Most of the staff came in with little or no medical or scientific background, but expertise in finding information and using reference tools. Many have worked their way up from office roles and built domain knowledge along the way. When asked what MLIS courses would have helped him in his career, Doug mentioned archives as particularly useful since they are getting into digitizing and organizing an archive. He also would have taken more technical classes.
Fred Hutchinson library

We rode the streetcar to the Washington Talking Book & Braille Library and arrived as Mandy Gonnsen, the youth services librarian and iSchool class of 2012, was setting up a poetry slam for teens with an anti-Valentine’s theme.
Her outreach activities focus on getting kids to come in and feel comfortable, and providing a community space. Mandy is taking a Braille class and demonstrated for us on a vintage-looking Brailler. She showed us some of the different ways books can be adapted for the visually impaired. They can add Braille to picture books, which generally already have large print. For blind parents to read to their sighted children they can also make transparent Braille overlays and bind them between book pages.

Mandy works with schools, generally via telephone and email, to get them the types of books they need for their visually impaired students. She does outreach both at the library and in schools. The summer reading program lasts eight weeks and the library mails out packets with book lists, vocabulary words, and activity and craft supplies.

After spending time with Mandy we toured the library with David Junius, the volunteer services and outreach coordinator.
WTBBL braille books
WTBBL serves people who are visually impaired or unable to hold books. Services are free and supported by the Free Matter for the Blind program of the NLS. The library has a large print collection on site similar to what might be found at a public library, but is now focusing more on Braille and audio materials. Readers’ advisors work is done via phone and email, looking at what books people have read and taking their interests into account. Readers can get books automatically by mail with a service that resembles Netflix or on request.

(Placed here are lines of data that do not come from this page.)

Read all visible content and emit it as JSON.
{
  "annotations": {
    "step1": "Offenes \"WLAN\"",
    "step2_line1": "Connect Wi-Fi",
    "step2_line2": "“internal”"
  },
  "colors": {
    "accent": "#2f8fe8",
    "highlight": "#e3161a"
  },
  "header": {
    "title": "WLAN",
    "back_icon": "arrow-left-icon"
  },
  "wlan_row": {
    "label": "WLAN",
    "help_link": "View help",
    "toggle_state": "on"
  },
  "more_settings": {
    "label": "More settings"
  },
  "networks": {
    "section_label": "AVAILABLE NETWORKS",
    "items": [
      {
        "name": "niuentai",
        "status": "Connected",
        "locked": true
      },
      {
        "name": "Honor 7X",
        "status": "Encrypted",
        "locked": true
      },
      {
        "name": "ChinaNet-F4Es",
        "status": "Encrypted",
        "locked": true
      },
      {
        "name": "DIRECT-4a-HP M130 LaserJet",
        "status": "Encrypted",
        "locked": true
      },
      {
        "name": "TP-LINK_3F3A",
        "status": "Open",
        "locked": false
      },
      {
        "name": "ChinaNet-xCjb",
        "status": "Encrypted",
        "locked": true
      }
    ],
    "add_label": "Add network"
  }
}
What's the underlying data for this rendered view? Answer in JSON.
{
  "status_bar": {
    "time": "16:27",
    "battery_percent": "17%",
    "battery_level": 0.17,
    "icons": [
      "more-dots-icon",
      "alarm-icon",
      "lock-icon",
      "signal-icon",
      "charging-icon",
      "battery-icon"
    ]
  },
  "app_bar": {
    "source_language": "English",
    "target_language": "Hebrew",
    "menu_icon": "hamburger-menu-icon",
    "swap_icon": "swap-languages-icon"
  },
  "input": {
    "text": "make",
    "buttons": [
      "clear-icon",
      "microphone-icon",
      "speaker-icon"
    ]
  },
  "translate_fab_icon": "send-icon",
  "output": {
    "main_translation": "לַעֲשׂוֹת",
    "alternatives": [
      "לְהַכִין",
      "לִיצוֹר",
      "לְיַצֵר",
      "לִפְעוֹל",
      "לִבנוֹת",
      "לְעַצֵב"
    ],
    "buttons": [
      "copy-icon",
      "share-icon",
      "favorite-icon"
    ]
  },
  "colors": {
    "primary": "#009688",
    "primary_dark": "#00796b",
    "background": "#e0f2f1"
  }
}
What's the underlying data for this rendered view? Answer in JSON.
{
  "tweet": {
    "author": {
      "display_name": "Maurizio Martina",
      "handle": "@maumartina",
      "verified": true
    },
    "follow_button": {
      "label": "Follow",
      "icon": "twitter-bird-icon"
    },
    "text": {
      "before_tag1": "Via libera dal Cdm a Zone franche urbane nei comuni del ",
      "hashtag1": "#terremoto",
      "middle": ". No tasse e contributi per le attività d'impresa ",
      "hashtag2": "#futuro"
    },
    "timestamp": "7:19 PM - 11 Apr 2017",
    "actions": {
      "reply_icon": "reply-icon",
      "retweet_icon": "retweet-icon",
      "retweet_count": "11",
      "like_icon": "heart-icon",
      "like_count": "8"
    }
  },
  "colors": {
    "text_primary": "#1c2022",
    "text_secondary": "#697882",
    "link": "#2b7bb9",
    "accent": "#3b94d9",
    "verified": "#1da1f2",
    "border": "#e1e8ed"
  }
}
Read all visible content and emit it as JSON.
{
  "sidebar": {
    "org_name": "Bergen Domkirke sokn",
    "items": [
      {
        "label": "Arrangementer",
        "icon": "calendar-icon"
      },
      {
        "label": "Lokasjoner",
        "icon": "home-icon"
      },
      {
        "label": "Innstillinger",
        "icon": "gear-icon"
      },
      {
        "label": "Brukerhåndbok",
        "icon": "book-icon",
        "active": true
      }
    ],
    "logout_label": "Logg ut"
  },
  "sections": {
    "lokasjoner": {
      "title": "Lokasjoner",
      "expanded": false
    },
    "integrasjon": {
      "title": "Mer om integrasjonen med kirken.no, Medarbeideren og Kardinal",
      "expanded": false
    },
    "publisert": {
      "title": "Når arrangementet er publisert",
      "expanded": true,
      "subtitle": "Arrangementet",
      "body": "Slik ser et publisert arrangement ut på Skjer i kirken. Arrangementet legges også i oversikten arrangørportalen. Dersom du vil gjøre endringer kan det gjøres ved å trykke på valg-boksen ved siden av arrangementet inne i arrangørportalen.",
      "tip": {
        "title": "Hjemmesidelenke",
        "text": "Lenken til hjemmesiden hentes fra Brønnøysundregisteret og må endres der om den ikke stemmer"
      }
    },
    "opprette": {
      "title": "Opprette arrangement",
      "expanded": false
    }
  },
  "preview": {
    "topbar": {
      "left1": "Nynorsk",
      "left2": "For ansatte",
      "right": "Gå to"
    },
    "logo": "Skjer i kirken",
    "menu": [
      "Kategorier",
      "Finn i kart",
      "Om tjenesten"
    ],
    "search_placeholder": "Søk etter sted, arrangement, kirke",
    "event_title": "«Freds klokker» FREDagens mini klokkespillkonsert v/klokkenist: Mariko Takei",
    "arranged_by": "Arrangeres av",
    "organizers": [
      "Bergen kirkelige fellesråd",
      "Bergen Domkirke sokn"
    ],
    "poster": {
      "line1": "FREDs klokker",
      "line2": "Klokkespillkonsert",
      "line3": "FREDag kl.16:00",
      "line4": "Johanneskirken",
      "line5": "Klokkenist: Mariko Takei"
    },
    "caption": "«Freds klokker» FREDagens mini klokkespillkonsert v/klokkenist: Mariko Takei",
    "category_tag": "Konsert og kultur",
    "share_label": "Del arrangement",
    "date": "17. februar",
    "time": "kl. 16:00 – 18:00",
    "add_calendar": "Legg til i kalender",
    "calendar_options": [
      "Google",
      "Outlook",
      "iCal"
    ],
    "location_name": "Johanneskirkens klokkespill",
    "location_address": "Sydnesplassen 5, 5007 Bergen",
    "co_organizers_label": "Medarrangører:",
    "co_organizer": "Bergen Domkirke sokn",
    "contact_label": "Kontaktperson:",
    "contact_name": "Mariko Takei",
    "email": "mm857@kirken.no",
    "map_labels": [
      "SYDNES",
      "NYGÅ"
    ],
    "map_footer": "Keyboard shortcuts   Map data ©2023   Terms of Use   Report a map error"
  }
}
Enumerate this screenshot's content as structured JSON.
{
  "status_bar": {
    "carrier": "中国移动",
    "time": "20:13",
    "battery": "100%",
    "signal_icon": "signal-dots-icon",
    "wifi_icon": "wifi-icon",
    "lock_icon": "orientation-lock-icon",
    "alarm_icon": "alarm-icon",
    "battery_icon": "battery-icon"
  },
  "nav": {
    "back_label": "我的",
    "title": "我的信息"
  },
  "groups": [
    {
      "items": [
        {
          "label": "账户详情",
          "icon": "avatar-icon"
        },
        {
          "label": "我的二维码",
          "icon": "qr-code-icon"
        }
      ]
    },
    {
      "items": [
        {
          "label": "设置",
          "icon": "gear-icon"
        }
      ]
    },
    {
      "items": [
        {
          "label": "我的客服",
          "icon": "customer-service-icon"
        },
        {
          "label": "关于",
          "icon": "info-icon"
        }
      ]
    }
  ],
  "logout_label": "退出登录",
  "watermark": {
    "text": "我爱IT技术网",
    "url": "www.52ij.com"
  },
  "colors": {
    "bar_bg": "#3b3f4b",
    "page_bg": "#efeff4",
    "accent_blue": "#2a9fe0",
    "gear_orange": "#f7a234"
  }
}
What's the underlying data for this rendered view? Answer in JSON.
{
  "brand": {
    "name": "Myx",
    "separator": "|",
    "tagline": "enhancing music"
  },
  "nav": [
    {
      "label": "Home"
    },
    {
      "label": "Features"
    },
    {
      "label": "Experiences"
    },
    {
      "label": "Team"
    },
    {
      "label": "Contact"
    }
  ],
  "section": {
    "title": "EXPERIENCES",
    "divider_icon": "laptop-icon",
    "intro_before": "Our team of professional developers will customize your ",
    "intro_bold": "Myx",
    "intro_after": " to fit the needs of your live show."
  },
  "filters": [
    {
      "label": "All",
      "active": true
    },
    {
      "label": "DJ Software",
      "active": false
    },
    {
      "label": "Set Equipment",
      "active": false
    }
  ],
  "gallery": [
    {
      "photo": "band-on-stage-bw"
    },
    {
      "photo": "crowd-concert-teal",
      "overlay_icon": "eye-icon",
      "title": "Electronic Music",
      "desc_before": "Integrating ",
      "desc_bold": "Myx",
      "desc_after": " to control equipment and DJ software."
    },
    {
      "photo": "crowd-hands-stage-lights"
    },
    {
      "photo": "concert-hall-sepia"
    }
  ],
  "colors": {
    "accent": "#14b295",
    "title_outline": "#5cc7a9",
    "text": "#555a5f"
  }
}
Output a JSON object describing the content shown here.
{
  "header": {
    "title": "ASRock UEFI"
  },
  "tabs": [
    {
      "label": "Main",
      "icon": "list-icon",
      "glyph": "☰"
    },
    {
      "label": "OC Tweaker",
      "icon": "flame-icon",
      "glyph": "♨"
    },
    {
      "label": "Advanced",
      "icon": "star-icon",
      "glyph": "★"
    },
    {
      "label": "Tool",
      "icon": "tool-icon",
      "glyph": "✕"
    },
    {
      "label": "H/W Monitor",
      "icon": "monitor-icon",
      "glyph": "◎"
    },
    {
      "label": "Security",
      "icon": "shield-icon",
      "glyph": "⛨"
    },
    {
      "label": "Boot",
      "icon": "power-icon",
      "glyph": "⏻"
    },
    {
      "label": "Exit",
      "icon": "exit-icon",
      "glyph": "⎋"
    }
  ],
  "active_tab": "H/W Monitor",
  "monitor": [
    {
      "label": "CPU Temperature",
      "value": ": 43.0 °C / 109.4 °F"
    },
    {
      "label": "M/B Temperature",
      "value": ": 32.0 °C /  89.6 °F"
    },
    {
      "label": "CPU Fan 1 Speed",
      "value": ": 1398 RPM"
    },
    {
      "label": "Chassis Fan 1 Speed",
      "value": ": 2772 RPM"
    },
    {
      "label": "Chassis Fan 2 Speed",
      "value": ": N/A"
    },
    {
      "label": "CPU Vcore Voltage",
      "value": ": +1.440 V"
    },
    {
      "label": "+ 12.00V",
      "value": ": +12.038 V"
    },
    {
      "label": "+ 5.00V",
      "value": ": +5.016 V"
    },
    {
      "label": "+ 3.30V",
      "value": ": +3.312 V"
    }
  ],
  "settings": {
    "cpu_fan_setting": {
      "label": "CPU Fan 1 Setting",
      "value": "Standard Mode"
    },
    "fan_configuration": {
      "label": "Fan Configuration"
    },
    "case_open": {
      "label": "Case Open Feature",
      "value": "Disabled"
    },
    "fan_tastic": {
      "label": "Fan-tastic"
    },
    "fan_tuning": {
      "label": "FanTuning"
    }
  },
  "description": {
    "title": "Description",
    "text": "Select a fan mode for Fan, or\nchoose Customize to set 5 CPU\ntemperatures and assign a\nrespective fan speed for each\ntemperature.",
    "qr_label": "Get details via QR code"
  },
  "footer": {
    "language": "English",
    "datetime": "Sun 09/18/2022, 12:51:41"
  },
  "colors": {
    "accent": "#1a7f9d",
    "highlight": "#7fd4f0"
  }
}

The shipping area is filled with books in Braille and two audio formats. The majority of the audio collection is still on cassettes, but digital cartridges are gradually replacing them. Some Braille and audio books are produced locally, with a focus on Northwest authors and subjects.
WTBBL talking book playback equipment
David keeps the Evergreen Radio Reading Service running and showed us the audio production equipment and software he uses. The library also has a computer lab with screen readers and Braille displays as well as an OCR scanner. The children’s room, visible through large picture windows, is open to the community.

Thank you to the folks at Fred Hutchinson's Arnold Library and the Washington Talking Book & Braille Library for sharing their knowledge and time!

Sunday, January 27, 2013

National Sporting Library & Museum

The National Sporting Library & Museum in Middleburg, VA is seeking applications for the John H. Daniels Fellowship. The fellowship supports researchers-in-residence to study and use the collections for research into "a topic exploring the intersection of field sports with the evolution of conservation." Check out the Fellowship brochure for more information. The application deadline is March 1, 2013.

The National Sporting Library & Museum was founded in 1954 and the collections contain over 24,000 works of art and books on field and equestrian sports. The collection boasts items dating back to the 15th century. "The National Sporting Library and Museum is dedicated to preserving and sharing the literature, art and culture of equestrian, angling and field sports." There is an online catalog although it appears you'll need a log in to access it. You can contact the library to find out about access. The manuscript and archive collections contain scrapbooks, papers, photographs and research. Finding aids are available online. The library and museum are both open to the public and free of admission. If unable to visit in person, reference services are available. However, research is limited to 30 minutes per request. If you are curious about the library and collections, read the resource brochures available on the website, or like them on Facebook and check out some of the photos.